LISTED RECORDS:
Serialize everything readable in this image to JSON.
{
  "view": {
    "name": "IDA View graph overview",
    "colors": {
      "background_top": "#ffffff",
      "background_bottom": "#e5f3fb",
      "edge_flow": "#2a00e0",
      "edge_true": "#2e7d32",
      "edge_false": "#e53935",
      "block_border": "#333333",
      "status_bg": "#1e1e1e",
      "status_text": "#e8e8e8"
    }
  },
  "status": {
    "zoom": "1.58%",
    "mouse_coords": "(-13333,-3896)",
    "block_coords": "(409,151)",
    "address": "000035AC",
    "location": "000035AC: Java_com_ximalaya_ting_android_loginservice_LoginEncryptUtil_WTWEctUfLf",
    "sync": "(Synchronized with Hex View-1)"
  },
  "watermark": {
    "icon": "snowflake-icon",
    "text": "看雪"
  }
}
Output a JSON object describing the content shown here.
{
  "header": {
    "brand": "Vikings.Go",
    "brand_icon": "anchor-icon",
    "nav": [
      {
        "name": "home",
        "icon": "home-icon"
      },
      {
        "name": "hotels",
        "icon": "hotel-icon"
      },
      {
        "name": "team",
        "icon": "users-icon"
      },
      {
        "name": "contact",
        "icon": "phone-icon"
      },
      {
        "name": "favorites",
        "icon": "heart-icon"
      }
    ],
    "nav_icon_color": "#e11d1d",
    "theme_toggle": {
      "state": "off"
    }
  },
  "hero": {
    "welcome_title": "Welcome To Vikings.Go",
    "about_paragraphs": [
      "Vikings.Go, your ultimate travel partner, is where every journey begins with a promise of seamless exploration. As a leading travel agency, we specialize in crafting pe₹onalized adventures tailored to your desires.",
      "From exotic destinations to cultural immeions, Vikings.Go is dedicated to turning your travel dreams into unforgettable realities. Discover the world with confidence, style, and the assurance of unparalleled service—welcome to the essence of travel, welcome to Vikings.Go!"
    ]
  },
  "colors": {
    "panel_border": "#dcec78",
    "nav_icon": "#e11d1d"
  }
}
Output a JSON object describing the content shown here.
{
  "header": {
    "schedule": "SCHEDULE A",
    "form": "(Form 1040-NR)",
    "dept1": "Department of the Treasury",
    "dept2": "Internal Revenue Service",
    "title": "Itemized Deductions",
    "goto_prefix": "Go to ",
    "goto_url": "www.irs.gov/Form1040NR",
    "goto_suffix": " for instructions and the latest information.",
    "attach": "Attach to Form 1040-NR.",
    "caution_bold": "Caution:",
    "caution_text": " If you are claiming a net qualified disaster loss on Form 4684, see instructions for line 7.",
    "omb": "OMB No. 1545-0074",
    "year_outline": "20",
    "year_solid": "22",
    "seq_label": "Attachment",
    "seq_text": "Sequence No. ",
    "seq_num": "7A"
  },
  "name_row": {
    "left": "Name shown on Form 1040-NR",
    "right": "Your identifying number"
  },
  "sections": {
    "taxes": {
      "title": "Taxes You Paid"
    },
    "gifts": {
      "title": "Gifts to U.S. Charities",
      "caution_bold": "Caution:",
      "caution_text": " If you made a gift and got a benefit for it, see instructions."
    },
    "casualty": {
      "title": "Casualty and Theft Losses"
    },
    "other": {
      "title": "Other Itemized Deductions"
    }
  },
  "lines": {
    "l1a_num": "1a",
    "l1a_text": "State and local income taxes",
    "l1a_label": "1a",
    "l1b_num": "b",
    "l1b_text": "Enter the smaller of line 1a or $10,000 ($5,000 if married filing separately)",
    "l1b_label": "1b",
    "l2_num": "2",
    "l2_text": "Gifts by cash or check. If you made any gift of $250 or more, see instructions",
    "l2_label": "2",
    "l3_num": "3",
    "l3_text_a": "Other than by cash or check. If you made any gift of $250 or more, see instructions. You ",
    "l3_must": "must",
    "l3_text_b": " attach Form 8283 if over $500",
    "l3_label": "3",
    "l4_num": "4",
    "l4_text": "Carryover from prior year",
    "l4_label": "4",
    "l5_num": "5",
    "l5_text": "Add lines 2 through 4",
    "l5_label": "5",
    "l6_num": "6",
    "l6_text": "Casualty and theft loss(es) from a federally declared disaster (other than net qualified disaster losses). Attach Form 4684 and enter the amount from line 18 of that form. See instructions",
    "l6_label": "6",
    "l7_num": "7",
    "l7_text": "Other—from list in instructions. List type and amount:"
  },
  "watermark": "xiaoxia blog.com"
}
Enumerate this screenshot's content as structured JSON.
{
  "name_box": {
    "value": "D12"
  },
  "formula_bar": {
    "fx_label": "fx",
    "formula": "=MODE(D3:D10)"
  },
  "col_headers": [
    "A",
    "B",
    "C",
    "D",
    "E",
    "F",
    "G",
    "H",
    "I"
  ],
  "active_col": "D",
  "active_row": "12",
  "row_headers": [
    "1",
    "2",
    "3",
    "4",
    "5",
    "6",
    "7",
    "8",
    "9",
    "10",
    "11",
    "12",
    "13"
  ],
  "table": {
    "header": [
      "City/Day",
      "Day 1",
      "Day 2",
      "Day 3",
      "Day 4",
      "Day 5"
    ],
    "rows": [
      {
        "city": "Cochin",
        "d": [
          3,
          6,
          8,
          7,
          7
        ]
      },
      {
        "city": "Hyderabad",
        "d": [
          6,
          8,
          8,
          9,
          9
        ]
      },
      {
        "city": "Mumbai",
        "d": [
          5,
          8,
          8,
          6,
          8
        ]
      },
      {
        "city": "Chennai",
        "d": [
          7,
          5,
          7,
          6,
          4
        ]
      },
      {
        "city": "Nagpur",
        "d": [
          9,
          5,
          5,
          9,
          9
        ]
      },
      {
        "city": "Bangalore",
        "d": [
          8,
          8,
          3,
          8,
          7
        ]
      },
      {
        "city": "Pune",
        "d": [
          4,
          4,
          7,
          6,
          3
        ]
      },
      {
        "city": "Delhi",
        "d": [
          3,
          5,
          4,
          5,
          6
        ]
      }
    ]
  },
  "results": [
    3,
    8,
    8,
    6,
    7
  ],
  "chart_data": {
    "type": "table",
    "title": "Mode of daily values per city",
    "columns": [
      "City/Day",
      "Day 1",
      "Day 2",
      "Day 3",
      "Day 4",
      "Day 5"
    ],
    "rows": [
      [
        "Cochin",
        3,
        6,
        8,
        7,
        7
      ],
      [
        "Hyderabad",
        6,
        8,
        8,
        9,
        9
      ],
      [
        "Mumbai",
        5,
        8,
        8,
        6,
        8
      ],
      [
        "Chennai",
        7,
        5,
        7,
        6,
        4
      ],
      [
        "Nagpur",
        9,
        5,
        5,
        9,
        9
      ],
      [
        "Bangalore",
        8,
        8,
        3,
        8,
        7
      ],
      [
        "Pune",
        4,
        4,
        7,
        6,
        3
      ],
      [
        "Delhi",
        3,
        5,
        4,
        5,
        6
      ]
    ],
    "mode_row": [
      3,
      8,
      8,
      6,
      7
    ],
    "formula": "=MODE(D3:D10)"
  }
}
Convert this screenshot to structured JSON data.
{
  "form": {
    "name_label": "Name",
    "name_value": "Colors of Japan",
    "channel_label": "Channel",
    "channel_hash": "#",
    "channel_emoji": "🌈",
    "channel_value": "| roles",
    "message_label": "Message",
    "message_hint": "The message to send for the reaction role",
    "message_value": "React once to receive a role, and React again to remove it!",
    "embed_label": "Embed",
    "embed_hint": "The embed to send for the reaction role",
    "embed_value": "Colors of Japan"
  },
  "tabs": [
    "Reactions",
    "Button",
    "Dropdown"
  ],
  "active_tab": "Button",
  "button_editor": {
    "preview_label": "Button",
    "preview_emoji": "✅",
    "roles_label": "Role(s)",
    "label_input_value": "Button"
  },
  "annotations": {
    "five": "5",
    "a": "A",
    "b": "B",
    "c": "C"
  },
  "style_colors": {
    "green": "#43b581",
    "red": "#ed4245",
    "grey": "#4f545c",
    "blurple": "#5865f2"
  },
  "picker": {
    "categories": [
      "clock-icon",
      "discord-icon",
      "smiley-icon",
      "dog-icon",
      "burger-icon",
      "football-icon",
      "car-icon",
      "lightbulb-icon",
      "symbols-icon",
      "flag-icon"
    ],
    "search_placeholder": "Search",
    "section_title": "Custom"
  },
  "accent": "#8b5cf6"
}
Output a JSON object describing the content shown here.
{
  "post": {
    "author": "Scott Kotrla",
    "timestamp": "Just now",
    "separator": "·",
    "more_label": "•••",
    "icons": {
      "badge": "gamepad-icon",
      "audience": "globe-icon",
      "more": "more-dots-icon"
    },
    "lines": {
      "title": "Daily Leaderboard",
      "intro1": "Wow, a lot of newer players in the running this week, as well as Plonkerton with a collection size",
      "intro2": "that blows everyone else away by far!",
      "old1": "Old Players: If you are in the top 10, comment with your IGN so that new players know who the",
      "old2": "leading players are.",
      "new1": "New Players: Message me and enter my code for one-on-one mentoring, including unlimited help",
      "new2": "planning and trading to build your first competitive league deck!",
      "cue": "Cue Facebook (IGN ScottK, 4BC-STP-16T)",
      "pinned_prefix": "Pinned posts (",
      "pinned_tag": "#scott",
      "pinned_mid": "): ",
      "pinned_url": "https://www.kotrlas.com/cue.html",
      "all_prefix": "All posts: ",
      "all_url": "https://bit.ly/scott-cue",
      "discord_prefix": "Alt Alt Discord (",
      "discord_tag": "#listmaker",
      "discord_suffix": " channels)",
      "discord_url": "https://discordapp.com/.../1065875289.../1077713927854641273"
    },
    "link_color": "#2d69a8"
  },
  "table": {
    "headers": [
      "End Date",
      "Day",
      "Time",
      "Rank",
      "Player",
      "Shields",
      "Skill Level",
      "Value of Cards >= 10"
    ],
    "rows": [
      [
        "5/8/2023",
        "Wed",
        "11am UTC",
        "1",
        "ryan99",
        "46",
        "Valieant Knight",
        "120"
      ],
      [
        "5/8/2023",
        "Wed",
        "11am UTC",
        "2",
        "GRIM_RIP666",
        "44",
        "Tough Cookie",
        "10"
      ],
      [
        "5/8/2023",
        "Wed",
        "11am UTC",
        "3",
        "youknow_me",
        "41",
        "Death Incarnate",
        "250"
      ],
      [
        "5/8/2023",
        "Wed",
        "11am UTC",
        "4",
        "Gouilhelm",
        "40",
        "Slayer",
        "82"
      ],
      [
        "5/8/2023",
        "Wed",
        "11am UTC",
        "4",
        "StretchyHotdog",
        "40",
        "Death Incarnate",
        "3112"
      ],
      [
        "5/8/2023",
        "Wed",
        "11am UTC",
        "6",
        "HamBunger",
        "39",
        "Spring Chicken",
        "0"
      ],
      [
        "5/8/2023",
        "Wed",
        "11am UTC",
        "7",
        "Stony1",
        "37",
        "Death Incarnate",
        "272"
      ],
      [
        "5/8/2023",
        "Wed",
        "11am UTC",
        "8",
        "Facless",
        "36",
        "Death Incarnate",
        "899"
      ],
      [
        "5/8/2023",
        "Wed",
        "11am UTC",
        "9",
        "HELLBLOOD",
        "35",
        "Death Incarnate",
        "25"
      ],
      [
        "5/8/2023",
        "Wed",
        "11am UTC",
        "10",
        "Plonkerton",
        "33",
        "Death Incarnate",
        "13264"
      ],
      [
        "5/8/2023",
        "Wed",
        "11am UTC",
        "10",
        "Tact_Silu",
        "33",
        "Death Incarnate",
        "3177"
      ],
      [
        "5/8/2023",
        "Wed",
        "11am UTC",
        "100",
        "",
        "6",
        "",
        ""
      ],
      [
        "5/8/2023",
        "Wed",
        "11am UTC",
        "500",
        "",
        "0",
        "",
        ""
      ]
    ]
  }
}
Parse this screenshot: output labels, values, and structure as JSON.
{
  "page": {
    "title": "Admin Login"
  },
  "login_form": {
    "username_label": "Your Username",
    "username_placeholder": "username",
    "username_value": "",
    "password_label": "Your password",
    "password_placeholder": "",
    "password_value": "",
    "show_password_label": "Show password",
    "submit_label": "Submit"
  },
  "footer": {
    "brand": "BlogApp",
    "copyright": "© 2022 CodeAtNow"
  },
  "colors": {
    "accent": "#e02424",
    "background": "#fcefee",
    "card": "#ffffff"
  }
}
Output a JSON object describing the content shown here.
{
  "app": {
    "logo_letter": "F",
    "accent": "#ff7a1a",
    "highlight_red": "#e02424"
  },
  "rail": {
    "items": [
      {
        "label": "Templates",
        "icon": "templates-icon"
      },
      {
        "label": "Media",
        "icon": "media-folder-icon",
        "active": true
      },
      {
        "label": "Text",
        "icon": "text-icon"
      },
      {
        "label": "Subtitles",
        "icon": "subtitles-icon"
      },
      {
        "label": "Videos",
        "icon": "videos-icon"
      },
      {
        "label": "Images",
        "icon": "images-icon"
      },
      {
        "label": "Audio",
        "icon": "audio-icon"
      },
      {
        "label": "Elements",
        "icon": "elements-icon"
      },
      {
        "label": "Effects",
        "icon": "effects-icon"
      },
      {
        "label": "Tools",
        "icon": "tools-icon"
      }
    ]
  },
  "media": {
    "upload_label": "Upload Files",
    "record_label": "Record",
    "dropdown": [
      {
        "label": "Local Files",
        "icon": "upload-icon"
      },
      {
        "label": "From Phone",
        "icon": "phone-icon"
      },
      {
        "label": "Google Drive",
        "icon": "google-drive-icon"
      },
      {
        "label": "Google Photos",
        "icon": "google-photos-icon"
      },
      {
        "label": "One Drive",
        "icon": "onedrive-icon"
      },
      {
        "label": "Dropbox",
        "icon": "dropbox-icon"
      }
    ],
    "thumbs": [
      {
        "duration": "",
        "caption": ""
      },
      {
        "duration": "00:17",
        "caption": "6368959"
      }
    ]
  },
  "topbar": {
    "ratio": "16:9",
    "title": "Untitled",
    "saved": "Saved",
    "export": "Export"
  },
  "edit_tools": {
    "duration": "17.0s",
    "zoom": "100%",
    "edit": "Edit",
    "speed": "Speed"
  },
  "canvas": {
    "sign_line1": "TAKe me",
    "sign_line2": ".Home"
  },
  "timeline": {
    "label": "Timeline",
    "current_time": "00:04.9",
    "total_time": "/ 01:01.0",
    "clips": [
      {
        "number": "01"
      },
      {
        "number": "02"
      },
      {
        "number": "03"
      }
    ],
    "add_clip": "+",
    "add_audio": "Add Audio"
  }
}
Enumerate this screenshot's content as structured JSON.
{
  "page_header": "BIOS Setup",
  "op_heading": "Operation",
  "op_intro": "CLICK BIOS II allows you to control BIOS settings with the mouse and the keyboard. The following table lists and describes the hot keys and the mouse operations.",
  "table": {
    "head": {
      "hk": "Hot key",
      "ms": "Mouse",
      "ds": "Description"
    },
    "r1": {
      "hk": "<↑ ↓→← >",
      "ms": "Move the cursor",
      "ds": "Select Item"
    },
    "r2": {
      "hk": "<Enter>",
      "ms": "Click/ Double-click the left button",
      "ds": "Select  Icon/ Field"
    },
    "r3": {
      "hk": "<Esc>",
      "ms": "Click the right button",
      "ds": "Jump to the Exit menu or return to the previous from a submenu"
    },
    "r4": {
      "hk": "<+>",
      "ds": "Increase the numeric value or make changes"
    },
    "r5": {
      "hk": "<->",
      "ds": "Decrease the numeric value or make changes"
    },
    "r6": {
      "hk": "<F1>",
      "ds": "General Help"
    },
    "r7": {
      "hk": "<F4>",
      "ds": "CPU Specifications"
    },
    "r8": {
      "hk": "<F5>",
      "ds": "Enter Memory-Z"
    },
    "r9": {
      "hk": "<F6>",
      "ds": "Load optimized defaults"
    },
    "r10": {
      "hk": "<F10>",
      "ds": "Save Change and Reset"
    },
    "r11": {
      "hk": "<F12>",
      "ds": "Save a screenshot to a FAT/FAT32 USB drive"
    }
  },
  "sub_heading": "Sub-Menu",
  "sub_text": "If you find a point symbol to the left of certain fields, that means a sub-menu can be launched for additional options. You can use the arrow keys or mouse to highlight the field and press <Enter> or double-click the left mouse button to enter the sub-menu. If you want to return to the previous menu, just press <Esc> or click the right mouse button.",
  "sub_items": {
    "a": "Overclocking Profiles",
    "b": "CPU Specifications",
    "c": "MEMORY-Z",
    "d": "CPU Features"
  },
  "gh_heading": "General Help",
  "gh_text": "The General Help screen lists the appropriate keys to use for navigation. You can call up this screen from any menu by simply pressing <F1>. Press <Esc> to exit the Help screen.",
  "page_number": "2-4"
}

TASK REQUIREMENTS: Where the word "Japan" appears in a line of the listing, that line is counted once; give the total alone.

SOLUTION TO THIS EXERCISE: 2